*Work instruction*:
The expected answer is every line of the material, reproduced exactly.

::: Records for this task :::

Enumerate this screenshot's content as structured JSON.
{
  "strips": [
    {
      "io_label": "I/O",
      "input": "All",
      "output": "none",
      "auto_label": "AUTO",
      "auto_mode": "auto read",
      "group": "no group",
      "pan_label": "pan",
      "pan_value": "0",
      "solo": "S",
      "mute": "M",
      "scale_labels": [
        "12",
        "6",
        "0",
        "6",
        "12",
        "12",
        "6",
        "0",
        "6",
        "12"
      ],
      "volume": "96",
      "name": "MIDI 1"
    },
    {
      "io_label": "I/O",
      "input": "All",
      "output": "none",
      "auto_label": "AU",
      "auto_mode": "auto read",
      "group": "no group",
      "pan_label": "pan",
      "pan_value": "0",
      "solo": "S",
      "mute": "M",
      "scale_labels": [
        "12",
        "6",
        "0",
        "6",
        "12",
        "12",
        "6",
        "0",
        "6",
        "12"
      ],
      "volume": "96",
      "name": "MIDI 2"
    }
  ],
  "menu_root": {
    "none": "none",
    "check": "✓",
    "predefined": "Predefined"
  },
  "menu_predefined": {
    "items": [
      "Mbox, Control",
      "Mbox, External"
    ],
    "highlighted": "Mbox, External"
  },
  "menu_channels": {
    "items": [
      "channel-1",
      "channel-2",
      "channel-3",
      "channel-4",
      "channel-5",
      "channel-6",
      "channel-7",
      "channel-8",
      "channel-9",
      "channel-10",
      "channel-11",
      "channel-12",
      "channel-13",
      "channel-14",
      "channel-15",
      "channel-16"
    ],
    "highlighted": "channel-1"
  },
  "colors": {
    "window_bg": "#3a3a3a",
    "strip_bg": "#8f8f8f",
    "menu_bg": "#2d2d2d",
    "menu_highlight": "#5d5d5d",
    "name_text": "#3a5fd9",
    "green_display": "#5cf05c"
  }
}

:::

*Response to the exercise*:
Enumerate this screenshot's content as structured JSON.
{
  "strips": [
    {
      "io_label": "I/O",
      "input": "All",
      "output": "none",
      "auto_label": "AUTO",
      "auto_mode": "auto read",
      "group": "no group",
      "pan_label": "pan",
      "pan_value": "0",
      "solo": "S",
      "mute": "M",
      "scale_labels": [
        "12",
        "6",
        "0",
        "6",
        "12",
        "12",
        "6",
        "0",
        "6",
        "12"
      ],
      "volume": "96",
      "name": "MIDI 1"
    },
    {
      "io_label": "I/O",
      "input": "All",
      "output": "none",
      "auto_label": "AU",
      "auto_mode": "auto read",
      "group": "no group",
      "pan_label": "pan",
      "pan_value": "0",
      "solo": "S",
      "mute": "M",
      "scale_labels": [
        "12",
        "6",
        "0",
        "6",
        "12",
        "12",
        "6",
        "0",
        "6",
        "12"
      ],
      "volume": "96",
      "name": "MIDI 2"
    }
  ],
  "menu_root": {
    "none": "none",
    "check": "✓",
    "predefined": "Predefined"
  },
  "menu_predefined": {
    "items": [
      "Mbox, Control",
      "Mbox, External"
    ],
    "highlighted": "Mbox, External"
  },
  "menu_channels": {
    "items": [
      "channel-1",
      "channel-2",
      "channel-3",
      "channel-4",
      "channel-5",
      "channel-6",
      "channel-7",
      "channel-8",
      "channel-9",
      "channel-10",
      "channel-11",
      "channel-12",
      "channel-13",
      "channel-14",
      "channel-15",
      "channel-16"
    ],
    "highlighted": "channel-1"
  },
  "colors": {
    "window_bg": "#3a3a3a",
    "strip_bg": "#8f8f8f",
    "menu_bg": "#2d2d2d",
    "menu_highlight": "#5d5d5d",
    "name_text": "#3a5fd9",
    "green_display": "#5cf05c"
  }
}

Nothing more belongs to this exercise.